    In the post he admits that despite serving under a Conservative prime minister, he is not a member of the Tory party.

    "I have never been a member of any party", he writes, adding that under David Cameron and Theresa May "there were some big decisions about priorities that were wrong".

    He also claims Boris Johnson promised him, and other members of the No 10 team, that he was "determined to change the Conservative Party".

    Mr Cummings writes that three days before becoming PM, Mr Johnson asked him to "gather as many of the old Vote Leave team as possible and bring them to Downing Street to help deliver Brexit".

    In an article which sees Mr Cummings warn about the dangers of voters not delivering a parliamentary majority for Mr Johnson, he also attacks some of the PM's political opponents - accusing "powerful insiders" of doing "absolutely anything to keep their grip on power and money."

  20. SNP: If we win in Scotland PM can't say no to referendum

    Radio 4 PM

    With the SNP launching its manifesto today, it's Radio 4 PM's turn to chew over the issues - with the party's Stewart Hosie.

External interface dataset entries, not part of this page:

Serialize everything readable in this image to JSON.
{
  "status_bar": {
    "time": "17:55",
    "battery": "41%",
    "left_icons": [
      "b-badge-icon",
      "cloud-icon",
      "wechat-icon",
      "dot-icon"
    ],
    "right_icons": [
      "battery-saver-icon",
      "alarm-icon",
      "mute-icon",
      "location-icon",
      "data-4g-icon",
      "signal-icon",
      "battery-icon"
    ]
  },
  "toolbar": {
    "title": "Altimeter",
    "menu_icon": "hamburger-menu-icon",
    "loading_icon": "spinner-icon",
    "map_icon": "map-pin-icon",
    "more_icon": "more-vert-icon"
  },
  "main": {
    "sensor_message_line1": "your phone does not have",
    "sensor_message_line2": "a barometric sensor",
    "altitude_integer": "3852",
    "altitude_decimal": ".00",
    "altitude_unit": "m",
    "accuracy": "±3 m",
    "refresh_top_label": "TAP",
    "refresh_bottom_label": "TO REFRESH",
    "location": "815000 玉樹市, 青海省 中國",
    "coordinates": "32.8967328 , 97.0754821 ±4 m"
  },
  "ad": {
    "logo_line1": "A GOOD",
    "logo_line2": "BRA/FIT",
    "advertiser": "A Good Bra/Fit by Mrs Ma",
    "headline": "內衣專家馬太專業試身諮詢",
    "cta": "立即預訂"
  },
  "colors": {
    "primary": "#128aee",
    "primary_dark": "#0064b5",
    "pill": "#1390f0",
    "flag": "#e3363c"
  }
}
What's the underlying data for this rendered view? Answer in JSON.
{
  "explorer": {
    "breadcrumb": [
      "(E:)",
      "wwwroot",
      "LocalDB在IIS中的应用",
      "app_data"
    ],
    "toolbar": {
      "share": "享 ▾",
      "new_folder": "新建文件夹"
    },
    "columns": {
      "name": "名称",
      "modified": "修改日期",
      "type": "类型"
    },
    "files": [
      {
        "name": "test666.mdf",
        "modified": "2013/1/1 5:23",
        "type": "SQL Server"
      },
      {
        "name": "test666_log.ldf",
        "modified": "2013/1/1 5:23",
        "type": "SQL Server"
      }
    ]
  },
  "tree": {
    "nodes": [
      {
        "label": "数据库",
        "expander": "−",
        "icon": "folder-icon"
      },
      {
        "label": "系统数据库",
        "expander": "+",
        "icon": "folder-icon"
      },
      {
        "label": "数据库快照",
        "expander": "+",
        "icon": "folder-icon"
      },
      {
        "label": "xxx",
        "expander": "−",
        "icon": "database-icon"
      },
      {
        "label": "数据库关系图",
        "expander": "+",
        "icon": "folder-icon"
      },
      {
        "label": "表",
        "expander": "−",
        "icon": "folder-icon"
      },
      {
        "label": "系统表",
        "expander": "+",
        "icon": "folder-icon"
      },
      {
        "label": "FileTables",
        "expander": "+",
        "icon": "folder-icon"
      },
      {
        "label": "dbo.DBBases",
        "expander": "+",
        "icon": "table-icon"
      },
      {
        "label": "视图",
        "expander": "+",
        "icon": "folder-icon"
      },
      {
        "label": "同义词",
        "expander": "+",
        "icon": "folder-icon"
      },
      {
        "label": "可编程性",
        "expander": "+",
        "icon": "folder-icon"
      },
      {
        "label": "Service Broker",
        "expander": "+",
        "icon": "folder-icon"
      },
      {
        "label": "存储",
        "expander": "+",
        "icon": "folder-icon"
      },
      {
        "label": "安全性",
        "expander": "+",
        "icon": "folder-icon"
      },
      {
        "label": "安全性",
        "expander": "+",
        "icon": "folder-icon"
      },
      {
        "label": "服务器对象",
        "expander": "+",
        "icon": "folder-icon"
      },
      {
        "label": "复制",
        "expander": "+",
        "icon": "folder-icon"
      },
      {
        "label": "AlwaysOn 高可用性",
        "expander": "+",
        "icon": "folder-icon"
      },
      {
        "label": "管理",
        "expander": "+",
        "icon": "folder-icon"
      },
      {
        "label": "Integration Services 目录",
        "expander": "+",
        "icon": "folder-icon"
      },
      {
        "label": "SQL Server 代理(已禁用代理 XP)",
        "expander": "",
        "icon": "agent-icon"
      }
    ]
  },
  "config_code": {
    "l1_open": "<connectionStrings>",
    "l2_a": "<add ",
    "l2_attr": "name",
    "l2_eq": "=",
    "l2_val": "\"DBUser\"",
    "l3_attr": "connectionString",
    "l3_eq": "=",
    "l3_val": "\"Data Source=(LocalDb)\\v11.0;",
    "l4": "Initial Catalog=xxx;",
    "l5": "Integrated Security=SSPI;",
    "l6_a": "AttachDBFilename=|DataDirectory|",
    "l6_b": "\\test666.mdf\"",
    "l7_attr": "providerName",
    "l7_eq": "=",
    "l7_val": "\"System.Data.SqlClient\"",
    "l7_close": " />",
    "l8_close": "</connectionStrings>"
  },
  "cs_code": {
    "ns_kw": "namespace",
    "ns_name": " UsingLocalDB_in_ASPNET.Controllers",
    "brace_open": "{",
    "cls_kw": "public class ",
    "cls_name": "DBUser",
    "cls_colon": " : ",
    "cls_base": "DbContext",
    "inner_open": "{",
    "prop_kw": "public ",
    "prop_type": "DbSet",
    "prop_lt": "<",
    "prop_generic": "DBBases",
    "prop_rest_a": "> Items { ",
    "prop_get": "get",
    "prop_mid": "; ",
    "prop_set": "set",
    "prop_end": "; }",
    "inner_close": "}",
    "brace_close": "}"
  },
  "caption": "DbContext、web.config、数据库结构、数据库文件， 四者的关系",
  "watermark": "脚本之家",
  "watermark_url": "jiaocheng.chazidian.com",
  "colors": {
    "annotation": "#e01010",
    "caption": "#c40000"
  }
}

    Mr Hosie insists Brexit has "triggered the mandate" to hold a second independence referendum, not least - he says - because of the way Scotland has been "treated" in the Brexit process with the SNP's arguments being "dismissed".

    He goes on to say that if the SNP wins a majority of seats in Scotland in the election, it would represent a further mandate to hold a referendum.

    In those circumstances, he doesn't think it's "sustainable" for any UK prime minister to say no to a referendum.